→ **Material for the task**:
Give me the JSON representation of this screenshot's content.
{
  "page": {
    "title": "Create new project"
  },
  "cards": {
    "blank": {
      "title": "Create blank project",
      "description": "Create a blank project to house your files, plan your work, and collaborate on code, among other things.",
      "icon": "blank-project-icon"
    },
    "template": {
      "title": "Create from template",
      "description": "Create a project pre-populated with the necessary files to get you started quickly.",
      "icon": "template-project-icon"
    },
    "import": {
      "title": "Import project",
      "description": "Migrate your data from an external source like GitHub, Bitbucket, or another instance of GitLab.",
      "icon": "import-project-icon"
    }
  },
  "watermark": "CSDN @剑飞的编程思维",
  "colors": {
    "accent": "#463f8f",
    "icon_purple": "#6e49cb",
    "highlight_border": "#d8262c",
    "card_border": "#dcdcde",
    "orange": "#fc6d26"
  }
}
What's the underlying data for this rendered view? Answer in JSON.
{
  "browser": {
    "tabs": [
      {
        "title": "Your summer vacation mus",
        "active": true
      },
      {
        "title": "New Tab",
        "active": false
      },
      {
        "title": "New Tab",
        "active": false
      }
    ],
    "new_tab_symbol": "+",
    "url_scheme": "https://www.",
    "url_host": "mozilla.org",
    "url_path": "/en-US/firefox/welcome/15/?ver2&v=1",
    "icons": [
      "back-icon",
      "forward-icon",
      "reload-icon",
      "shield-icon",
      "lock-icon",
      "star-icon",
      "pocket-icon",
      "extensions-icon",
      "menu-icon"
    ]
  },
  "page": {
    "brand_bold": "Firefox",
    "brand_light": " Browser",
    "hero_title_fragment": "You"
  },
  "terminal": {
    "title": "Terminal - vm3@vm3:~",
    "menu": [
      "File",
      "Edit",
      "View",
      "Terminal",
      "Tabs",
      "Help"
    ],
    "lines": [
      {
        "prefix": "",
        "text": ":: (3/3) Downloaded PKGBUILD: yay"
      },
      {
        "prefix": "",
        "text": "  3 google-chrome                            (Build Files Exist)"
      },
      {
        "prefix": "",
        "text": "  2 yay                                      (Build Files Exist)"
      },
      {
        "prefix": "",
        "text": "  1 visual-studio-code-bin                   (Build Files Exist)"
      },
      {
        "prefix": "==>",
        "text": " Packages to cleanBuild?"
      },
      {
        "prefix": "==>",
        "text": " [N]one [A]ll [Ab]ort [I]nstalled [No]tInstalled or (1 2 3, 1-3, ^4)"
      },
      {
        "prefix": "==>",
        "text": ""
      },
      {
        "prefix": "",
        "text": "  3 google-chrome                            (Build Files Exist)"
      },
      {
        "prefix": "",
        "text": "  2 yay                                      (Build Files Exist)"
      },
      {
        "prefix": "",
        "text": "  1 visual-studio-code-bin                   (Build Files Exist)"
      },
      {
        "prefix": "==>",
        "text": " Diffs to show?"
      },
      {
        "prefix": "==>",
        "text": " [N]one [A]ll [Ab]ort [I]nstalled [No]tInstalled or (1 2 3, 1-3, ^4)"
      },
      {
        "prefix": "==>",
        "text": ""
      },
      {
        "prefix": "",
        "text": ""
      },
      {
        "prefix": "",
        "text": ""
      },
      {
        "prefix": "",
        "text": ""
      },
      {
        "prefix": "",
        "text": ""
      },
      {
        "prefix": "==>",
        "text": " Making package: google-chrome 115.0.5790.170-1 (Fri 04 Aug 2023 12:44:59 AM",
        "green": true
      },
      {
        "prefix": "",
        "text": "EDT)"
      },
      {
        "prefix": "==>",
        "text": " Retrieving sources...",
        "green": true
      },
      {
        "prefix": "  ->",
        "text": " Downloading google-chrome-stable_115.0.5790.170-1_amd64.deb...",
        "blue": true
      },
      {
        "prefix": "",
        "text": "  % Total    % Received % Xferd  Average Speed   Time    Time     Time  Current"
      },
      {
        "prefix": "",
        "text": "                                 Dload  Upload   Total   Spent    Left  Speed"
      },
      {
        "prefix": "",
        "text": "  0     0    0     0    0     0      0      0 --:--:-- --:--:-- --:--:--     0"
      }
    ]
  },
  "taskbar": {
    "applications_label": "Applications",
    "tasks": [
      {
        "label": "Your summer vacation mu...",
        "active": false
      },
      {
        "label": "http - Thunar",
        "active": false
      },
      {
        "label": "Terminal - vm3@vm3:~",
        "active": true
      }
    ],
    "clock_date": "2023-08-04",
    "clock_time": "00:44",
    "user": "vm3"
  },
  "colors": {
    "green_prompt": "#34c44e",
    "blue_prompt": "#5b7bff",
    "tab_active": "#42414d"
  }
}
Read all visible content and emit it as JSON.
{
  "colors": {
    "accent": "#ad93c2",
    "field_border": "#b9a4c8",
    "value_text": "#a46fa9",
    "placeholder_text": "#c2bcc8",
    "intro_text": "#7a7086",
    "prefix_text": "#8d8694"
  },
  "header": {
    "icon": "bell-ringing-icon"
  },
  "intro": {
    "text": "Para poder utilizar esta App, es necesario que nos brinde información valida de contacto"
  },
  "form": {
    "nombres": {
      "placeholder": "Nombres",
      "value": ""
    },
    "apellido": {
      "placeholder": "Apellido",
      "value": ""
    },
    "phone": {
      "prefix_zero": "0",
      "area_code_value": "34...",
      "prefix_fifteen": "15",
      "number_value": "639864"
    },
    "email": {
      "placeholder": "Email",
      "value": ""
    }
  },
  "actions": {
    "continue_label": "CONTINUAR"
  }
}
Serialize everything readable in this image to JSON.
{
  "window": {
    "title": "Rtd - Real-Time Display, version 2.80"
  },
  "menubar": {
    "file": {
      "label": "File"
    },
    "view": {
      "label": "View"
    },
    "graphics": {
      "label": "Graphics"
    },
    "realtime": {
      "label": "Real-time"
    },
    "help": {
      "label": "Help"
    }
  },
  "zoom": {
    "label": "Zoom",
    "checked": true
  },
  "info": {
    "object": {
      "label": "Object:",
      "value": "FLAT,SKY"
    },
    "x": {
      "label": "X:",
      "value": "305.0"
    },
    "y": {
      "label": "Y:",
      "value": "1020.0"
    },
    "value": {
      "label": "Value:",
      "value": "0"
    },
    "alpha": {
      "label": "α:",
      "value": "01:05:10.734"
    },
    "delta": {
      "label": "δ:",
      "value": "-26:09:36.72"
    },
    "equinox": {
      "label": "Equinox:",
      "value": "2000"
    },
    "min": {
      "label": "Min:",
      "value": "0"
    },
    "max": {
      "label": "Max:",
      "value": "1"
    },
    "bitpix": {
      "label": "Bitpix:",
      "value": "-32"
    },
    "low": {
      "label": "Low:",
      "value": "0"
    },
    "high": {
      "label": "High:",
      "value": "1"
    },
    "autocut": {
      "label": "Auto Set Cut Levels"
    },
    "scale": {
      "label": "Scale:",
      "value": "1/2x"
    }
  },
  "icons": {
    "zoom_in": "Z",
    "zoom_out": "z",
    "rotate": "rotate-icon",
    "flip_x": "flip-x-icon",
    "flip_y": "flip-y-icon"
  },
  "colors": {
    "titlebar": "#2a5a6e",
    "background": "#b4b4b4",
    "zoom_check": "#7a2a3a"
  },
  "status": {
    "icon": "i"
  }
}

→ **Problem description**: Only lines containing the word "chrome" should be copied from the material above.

→ **Completed task**:
        "text": "  3 google-chrome                            (Build Files Exist)"
        "text": "  3 google-chrome                            (Build Files Exist)"
        "text": " Making package: google-chrome 115.0.5790.170-1 (Fri 04 Aug 2023 12:44:59 AM",
        "text": " Downloading google-chrome-stable_115.0.5790.170-1_amd64.deb...",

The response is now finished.